Trump Administration Attempted to Downplay Troop Injuries in Iraq
Trump Administration Attempted to Downplay Troop Injuries in Iraq. .According to a former Pentagon spokesperson, the White House under former President Donald Trump pressed the military to conceal 110 US troops’ injuries after an Iranian missile attack on an Iraqi facility in 2020.
On the One Decision podcast, Alyssa Farah said the White House was pressuring her to downplay the success of the attack on the Iraqi base of Ain al-Asad, which was carried out in retaliation for the US killing of top Iranian commander Qassem Soleimani in a drone strike at the Baghdad airport on January 3.
While Farah stated that Trump’s original assertion that the strike caused no injuries to US forces was “accurate at the time we presented those data to the president,” she also stated that White House pressure mounted as additional casualties became known.
Those injuries, which the Pentagon ultimately diagnosed as mild traumatic brain injuries, were initially dismissed by Trump as “headaches.” While the majority of those who were injured were released a few days later, a few had to be airlifted out of Iraq for treatment.
“There was not enough consideration given to the possibility of long-term harm or even the gravity of the attack,” she claimed.
“The White House made an effort to emphasize – the Iranians were not effective in hurting our objectives in response,” Farah said. “And I believe that was taken too far.
“And I believe it glossed over what turned out to be really serious injuries on US troops after the fact,” Farah said. “One hundred and ten American personnel suffered from traumatic brain injuries, which can vary from a concussion to a loss of motor skills.”
Trump Administration Attempted to Downplay Troop Injuries in Iraq. The Pentagon was also pressured by the White House, according to the former official, to space out its reporting on the number of injured, which steadily grew from January to February.
According to her, the Pentagon’s strategy is to share material as soon as it is received and vetted.
“We did get some pushback from the White House, asking if we could report this in a different way.’ Can we do it every 10 days or every two weeks, or do a wrap-up afterward?’” Farah remarked. “The White House would prefer if we didn’t keep them updated on it on a frequent basis. So it was this drip, drip of terrible news that undoubtedly encouraged those who were criticizing the strike to see that it was a mistake and that these were the consequences of it.
Trump Administration Attempted to Downplay Troop Injuries in Iraq. “If my experience had taught me anything, it was that in that business, honesty is always going to be your best friend,” she said. “I’d rather deal with that bad news article than the bad news storey about you withholding this information from us.”
The legality of the strike has been questioned, with Agnes Callamard, the UN special rapporteur on extrajudicial, summary, or arbitrary executions, calling it a “unlawful killing.”

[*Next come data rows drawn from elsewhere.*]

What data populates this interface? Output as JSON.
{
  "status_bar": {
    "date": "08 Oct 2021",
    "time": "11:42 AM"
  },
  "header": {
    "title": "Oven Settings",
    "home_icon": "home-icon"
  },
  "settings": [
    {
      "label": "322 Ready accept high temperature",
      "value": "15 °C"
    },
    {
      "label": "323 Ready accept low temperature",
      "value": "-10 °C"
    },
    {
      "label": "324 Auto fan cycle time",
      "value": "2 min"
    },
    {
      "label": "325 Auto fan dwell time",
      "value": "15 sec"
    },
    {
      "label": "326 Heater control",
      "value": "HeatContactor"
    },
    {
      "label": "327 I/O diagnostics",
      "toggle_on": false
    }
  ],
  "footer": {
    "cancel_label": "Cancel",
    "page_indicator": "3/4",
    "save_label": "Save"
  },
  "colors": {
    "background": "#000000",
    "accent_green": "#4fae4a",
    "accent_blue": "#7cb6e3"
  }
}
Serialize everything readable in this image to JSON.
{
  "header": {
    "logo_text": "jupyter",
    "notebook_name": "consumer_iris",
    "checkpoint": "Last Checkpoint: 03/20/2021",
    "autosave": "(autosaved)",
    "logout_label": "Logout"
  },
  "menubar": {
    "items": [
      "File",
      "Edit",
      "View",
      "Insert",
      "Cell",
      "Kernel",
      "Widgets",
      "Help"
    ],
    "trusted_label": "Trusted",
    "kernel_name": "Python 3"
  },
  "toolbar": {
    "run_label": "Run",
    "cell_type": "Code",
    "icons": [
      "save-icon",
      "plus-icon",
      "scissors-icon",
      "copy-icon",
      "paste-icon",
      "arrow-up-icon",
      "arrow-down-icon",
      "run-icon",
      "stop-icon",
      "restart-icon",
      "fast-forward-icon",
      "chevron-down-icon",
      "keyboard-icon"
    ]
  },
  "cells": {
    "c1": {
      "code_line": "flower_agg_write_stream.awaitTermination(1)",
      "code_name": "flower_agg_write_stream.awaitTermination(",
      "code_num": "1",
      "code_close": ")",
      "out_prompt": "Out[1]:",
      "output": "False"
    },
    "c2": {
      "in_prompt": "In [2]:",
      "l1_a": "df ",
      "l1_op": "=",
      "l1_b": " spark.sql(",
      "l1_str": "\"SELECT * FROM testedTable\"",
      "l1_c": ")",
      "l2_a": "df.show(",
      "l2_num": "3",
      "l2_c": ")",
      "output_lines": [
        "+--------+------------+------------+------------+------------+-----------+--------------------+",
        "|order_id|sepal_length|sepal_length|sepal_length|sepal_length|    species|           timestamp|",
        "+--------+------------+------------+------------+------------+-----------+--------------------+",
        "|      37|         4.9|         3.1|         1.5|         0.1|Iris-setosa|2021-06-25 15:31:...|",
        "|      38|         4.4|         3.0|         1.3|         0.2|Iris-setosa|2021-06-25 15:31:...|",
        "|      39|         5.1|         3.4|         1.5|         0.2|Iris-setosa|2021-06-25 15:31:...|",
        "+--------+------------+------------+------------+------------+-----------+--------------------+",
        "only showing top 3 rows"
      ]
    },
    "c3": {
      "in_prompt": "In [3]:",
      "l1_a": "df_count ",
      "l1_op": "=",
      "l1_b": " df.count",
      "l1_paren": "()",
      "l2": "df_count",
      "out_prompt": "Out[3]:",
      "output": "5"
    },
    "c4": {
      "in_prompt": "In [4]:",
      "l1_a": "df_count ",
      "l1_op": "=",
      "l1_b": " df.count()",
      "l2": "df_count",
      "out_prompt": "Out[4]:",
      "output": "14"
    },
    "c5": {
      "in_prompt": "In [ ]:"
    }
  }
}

Trump Administration Attempted to Downplay Troop Injuries in Iraq. Members of Congress from both parties disputed the Trump administration’s claim that Soleimani was planning a “imminent” assault, claiming that confidential intelligence briefings they received did not reveal such a plot.
Former Secretary of State Mike Pompeo eventually referred to the strike as part of a bigger “deterrence” plan. Trump administration officials also gave conflicting accounts of how immediate the attacks were.